During the deliberations at the conference Zvobgo was part of the negotiating team and he was very popular with the press for his sentiments. He was the spokesperson for the Patriotic Front during the conference and he proved to be very effective.[3] When Zvobgo thought that Lord Carrington who was chairing the conference was applying too much presure on the Patriotic Front as compared to others like Abel Muzorewa and Ian Smith, Zvobgo argued that
If Carrington carries on the way he has begun, plotting with puppets, we will go back to war[3]
. Zvobgo also caused a stir 10 days before the Lancaster House Conference when he insinuated that the then British Prime Minister Thatcher was having an affair with "Satan Botha" (PW Botha, former Apartheid era premier in South Africa).[3]

Political Career After Independence

Articles You Might Like

In the general elections of 1980 Zvobgo contested for the Masvingo seat, which he won. He held the seat until the time of his death in August 2004.[2] Zvobgo also held various senior government posts including Minister of Local Government and Housing (until 1982), Minister of of Justice (until 1985) aand Minister of Parliamentary and Constitutional Affairs in 1987, during which time he made several amendments that gave Mugabe more powers as president of the country.[2]

In 1992, Zvobgo was demoted to minister of mines. Four years later, he survived a car accident which many believe was caused by sabotage. After surviving the accident, he was stripped of his ministry, remaining a minister without portfolio until 2000 when he was dropped altogether from the cabinet and Politburo.[4]

In the 2002 elections when the existence of the "Zvobgo wing" in Masvingo became publicly known, he refused to campaign for President Mugabe and criticised new public order laws and draconian measures to curtail freedom of expression in the media. He became the subject of an internal party disciplinary inquiry in 2003 after being accused of disloyalty and of holding talks with the opposition Movement for Democratic Change.[4] The allegations of disloyalty were eventually dropped.[2]

Business Interests

Zvobgo owned properties in the tourism sector, the Chevron Hotel and the Flamboyant Hotel in Masvingo.
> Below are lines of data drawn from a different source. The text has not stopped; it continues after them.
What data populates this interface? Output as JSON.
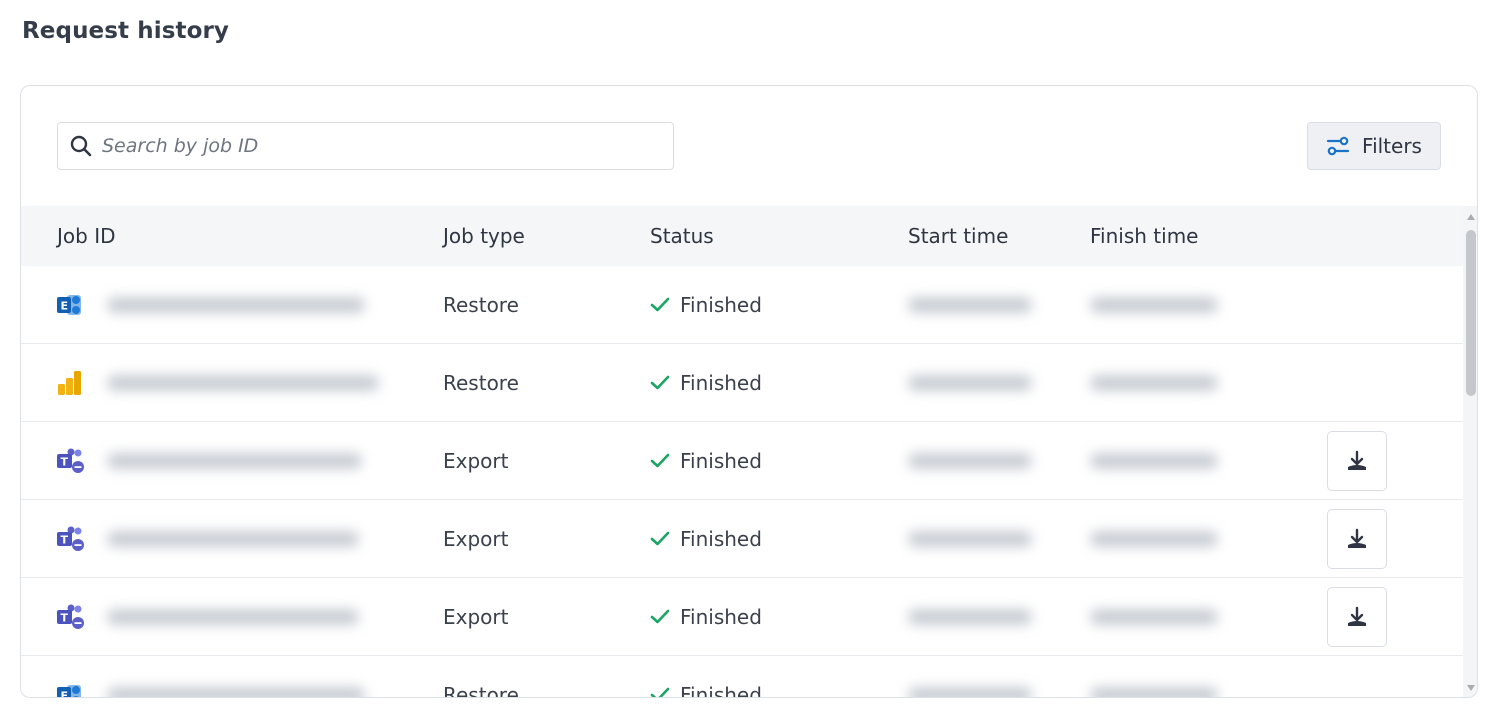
{
  "page": {
    "title": "Request history"
  },
  "search": {
    "placeholder": "Search by job ID",
    "value": ""
  },
  "filters": {
    "label": "Filters"
  },
  "table": {
    "columns": [
      "Job ID",
      "Job type",
      "Status",
      "Start time",
      "Finish time"
    ],
    "rows": [
      {
        "icon": "exchange-icon",
        "job_type": "Restore",
        "status": "Finished",
        "downloadable": false
      },
      {
        "icon": "power-bi-icon",
        "job_type": "Restore",
        "status": "Finished",
        "downloadable": false
      },
      {
        "icon": "teams-icon",
        "job_type": "Export",
        "status": "Finished",
        "downloadable": true
      },
      {
        "icon": "teams-icon",
        "job_type": "Export",
        "status": "Finished",
        "downloadable": true
      },
      {
        "icon": "teams-icon",
        "job_type": "Export",
        "status": "Finished",
        "downloadable": true
      },
      {
        "icon": "exchange-icon",
        "job_type": "Restore",
        "status": "Finished",
        "downloadable": false
      }
    ]
  },
  "colors": {
    "accent": "#1a73c8",
    "success": "#1aa562",
    "exchange_blue": "#1f7ad6",
    "powerbi_yellow": "#f2b211",
    "teams_purple": "#5b5fc7"
  }
}
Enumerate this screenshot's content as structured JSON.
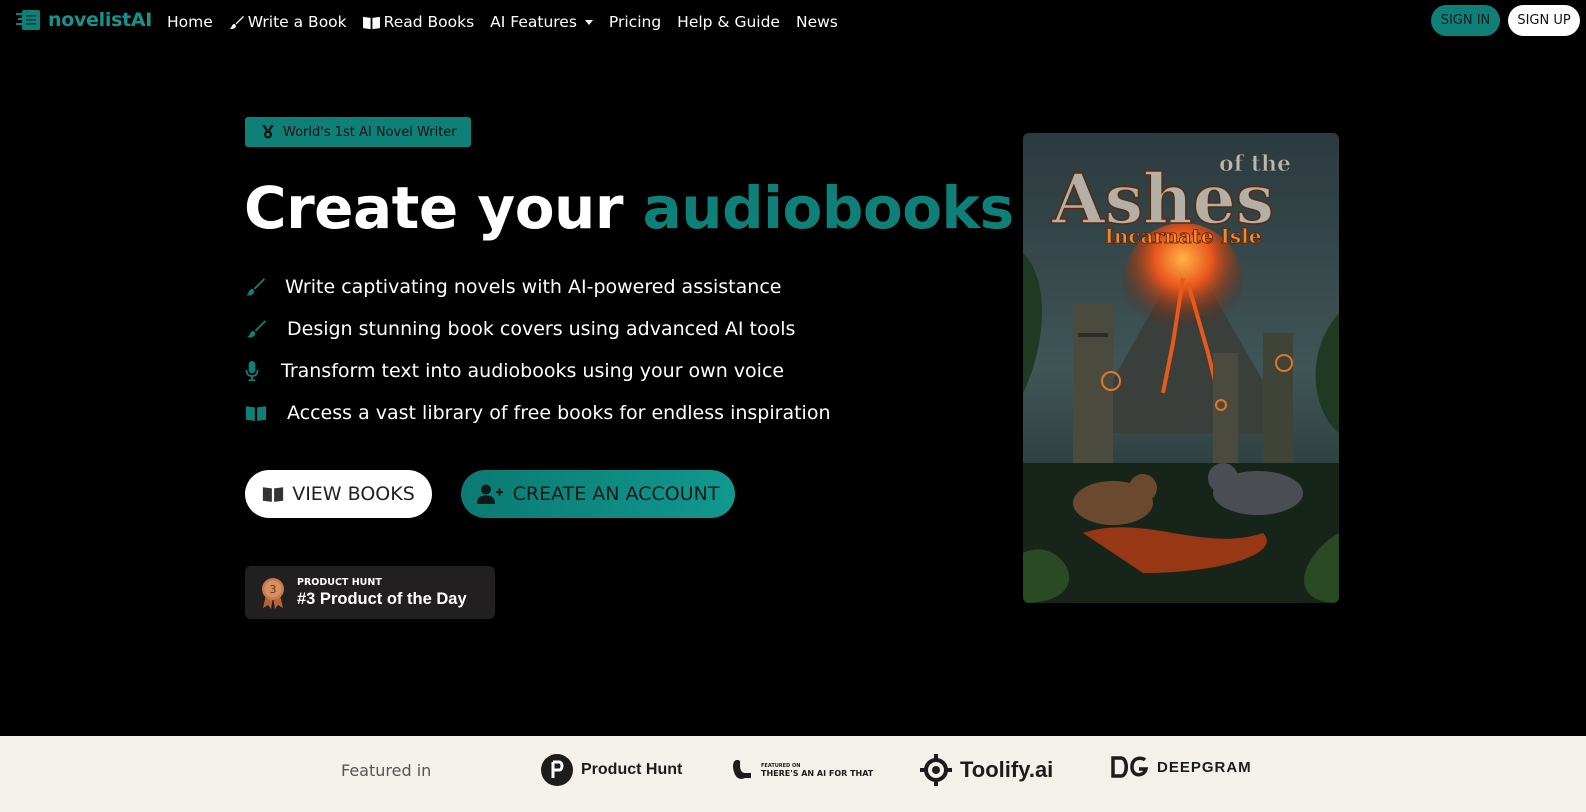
{
  "nav": {
    "brand": "novelistAI",
    "links": {
      "home": "Home",
      "write": "Write a Book",
      "read": "Read Books",
      "ai_features": "AI Features",
      "pricing": "Pricing",
      "help": "Help & Guide",
      "news": "News"
    },
    "sign_in": "SIGN IN",
    "sign_up": "SIGN UP"
  },
  "hero": {
    "badge": "World's 1st AI Novel Writer",
    "headline_prefix": "Create your",
    "headline_accent": "audiobooks",
    "features": [
      {
        "icon": "brush-icon",
        "text": "Write captivating novels with AI-powered assistance"
      },
      {
        "icon": "brush-icon",
        "text": "Design stunning book covers using advanced AI tools"
      },
      {
        "icon": "microphone-icon",
        "text": "Transform text into audiobooks using your own voice"
      },
      {
        "icon": "open-book-icon",
        "text": "Access a vast library of free books for endless inspiration"
      }
    ],
    "view_books": "VIEW BOOKS",
    "create_account": "CREATE AN ACCOUNT",
    "product_hunt": {
      "rank": "3",
      "label": "PRODUCT HUNT",
      "title": "#3 Product of the Day"
    }
  },
  "cover": {
    "title_small": "of the",
    "title_main": "Ashes",
    "subtitle": "Incarnate Isle"
  },
  "featured": {
    "label": "Featured in",
    "logos": {
      "product_hunt": "Product Hunt",
      "taaft_small": "FEATURED ON",
      "taaft_main": "THERE'S AN AI FOR THAT",
      "toolify": "Toolify.ai",
      "deepgram": "DEEPGRAM"
    }
  },
  "colors": {
    "accent": "#0e8078",
    "background": "#000000",
    "featured_bg": "#f3f1ea"
  }
}
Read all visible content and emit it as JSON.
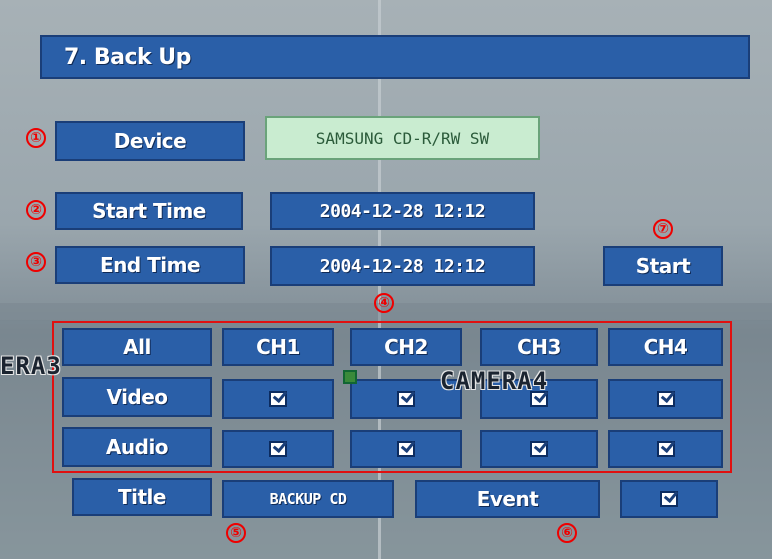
{
  "header": {
    "top_strip": "",
    "title": "7. Back Up"
  },
  "labels": {
    "device": "Device",
    "start_time": "Start Time",
    "end_time": "End Time",
    "all": "All",
    "video": "Video",
    "audio": "Audio",
    "title": "Title",
    "event": "Event"
  },
  "values": {
    "device": "SAMSUNG CD-R/RW SW",
    "start_time": "2004-12-28 12:12",
    "end_time": "2004-12-28 12:12",
    "title_value": "BACKUP CD"
  },
  "buttons": {
    "start": "Start"
  },
  "channels": [
    "CH1",
    "CH2",
    "CH3",
    "CH4"
  ],
  "overlays": {
    "camera_left": "ERA3",
    "camera_right": "CAMERA4"
  },
  "markers": [
    "①",
    "②",
    "③",
    "④",
    "⑤",
    "⑥",
    "⑦"
  ],
  "colors": {
    "panel": "#2a5fa8",
    "device_field": "#c9ecd0",
    "annotation": "#e00000"
  }
}
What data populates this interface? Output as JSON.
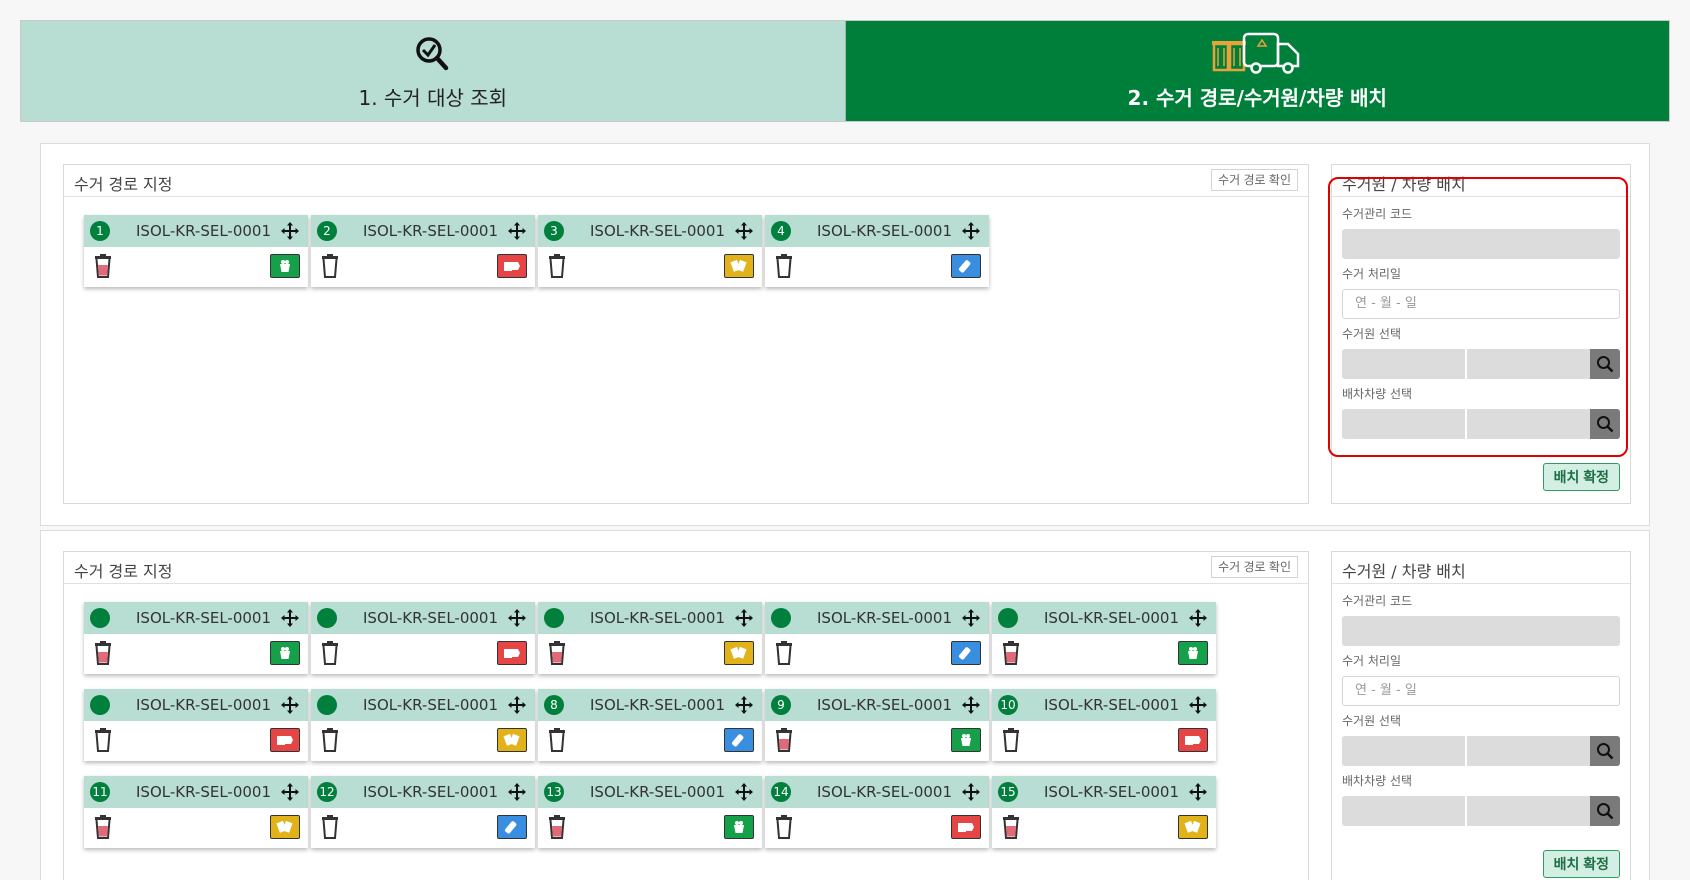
{
  "steps": [
    {
      "label": "1. 수거 대상 조회",
      "icon": "search-check-icon",
      "active": false
    },
    {
      "label": "2. 수거 경로/수거원/차량 배치",
      "icon": "truck-bins-icon",
      "active": true
    }
  ],
  "colors": {
    "brand_green": "#007f3a",
    "light_green": "#b8ddd2",
    "highlight_red": "#e00000"
  },
  "panels": [
    {
      "route_title": "수거 경로 지정",
      "route_confirm_label": "수거 경로 확인",
      "cards": [
        {
          "badge": "1",
          "code": "ISOL-KR-SEL-0001",
          "bin": "filled",
          "type": "green"
        },
        {
          "badge": "2",
          "code": "ISOL-KR-SEL-0001",
          "bin": "empty",
          "type": "red"
        },
        {
          "badge": "3",
          "code": "ISOL-KR-SEL-0001",
          "bin": "empty",
          "type": "yellow"
        },
        {
          "badge": "4",
          "code": "ISOL-KR-SEL-0001",
          "bin": "empty",
          "type": "blue"
        }
      ],
      "side": {
        "title": "수거원 / 차량 배치",
        "code_label": "수거관리 코드",
        "date_label": "수거 처리일",
        "date_placeholder": "연 - 월 - 일",
        "worker_label": "수거원 선택",
        "vehicle_label": "배차차량 선택",
        "confirm_label": "배치 확정"
      }
    },
    {
      "route_title": "수거 경로 지정",
      "route_confirm_label": "수거 경로 확인",
      "cards": [
        {
          "badge": "",
          "code": "ISOL-KR-SEL-0001",
          "bin": "filled",
          "type": "green"
        },
        {
          "badge": "",
          "code": "ISOL-KR-SEL-0001",
          "bin": "empty",
          "type": "red"
        },
        {
          "badge": "",
          "code": "ISOL-KR-SEL-0001",
          "bin": "filled",
          "type": "yellow"
        },
        {
          "badge": "",
          "code": "ISOL-KR-SEL-0001",
          "bin": "empty",
          "type": "blue"
        },
        {
          "badge": "",
          "code": "ISOL-KR-SEL-0001",
          "bin": "filled",
          "type": "green"
        },
        {
          "badge": "",
          "code": "ISOL-KR-SEL-0001",
          "bin": "empty",
          "type": "red"
        },
        {
          "badge": "",
          "code": "ISOL-KR-SEL-0001",
          "bin": "empty",
          "type": "yellow"
        },
        {
          "badge": "8",
          "code": "ISOL-KR-SEL-0001",
          "bin": "empty",
          "type": "blue"
        },
        {
          "badge": "9",
          "code": "ISOL-KR-SEL-0001",
          "bin": "filled",
          "type": "green"
        },
        {
          "badge": "10",
          "code": "ISOL-KR-SEL-0001",
          "bin": "empty",
          "type": "red"
        },
        {
          "badge": "11",
          "code": "ISOL-KR-SEL-0001",
          "bin": "filled",
          "type": "yellow"
        },
        {
          "badge": "12",
          "code": "ISOL-KR-SEL-0001",
          "bin": "empty",
          "type": "blue"
        },
        {
          "badge": "13",
          "code": "ISOL-KR-SEL-0001",
          "bin": "filled",
          "type": "green"
        },
        {
          "badge": "14",
          "code": "ISOL-KR-SEL-0001",
          "bin": "empty",
          "type": "red"
        },
        {
          "badge": "15",
          "code": "ISOL-KR-SEL-0001",
          "bin": "filled",
          "type": "yellow"
        }
      ],
      "side": {
        "title": "수거원 / 차량 배치",
        "code_label": "수거관리 코드",
        "date_label": "수거 처리일",
        "date_placeholder": "연 - 월 - 일",
        "worker_label": "수거원 선택",
        "vehicle_label": "배차차량 선택",
        "confirm_label": "배치 확정"
      }
    }
  ]
}
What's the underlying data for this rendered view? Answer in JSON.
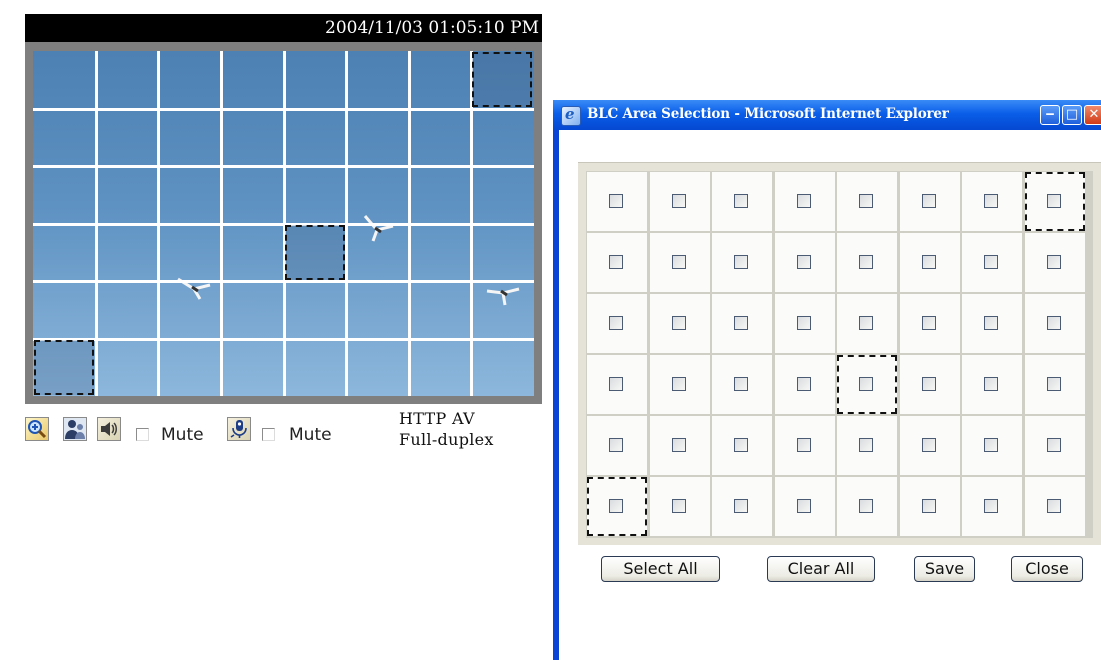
{
  "viewer": {
    "timestamp": "2004/11/03 01:05:10 PM",
    "toolbar": {
      "zoom_icon": "zoom-in-magnifier-icon",
      "talk_icon": "people-icon",
      "speaker_icon": "speaker-icon",
      "speaker_mute_label": "Mute",
      "speaker_mute_checked": false,
      "mic_icon": "microphone-icon",
      "mic_mute_label": "Mute",
      "mic_mute_checked": false
    },
    "protocol_line1": "HTTP  AV",
    "protocol_line2": "Full-duplex",
    "grid": {
      "rows": 6,
      "cols": 8
    },
    "selected_cells": [
      [
        0,
        7
      ],
      [
        3,
        4
      ],
      [
        5,
        0
      ]
    ]
  },
  "popup": {
    "title": "BLC Area Selection - Microsoft Internet Explorer",
    "window_buttons": {
      "minimize": "minimize-icon",
      "maximize": "maximize-icon",
      "close": "close-icon"
    },
    "grid": {
      "rows": 6,
      "cols": 8
    },
    "selected_cells": [
      [
        0,
        7
      ],
      [
        3,
        4
      ],
      [
        5,
        0
      ]
    ],
    "buttons": {
      "select_all": "Select All",
      "clear_all": "Clear All",
      "save": "Save",
      "close": "Close"
    }
  }
}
Death

In February 2004, Zvobgo's wife, Julia, died after suffering cardiac arrest. She was declared a National Hero. Later that same year, on 22 August 2004, Zvobgo himself succumbed to a long illness and died. He too was conferred National Hero status and was buried at the National Heroes' Acre.

Famous Zvobgo Quotes


Trivia




References

  1. 1.0 1.1 1.2 1.3 1.4 1.5 1.6 Edson Zvobgo, Colonial Relic, Published:Unkown, Retrieved:16 February 2015,
  2. 2.0 2.1 2.2 2.3 2.4 Andrew Meldrum, Eddison Zvobgo, The Guardian, Published: August 24, 2004, Retrieved: July 16, 20014
  3. 3.0 3.1 3.2 3.3 3.4 3.5 Percy Makombe, Obituary – A razor-sharp mind, The Standard, Published: May 30, 2003, Retrieved: July 16, 2014
  4. 4.0 4.1 4.2 Alex Duval Smith, Eddison Zvobgo: Ally turned critic of the Zimbabwean president Robert Mugabe, The Independent, Published:30 August 2004, Retrieved:15 February 2015,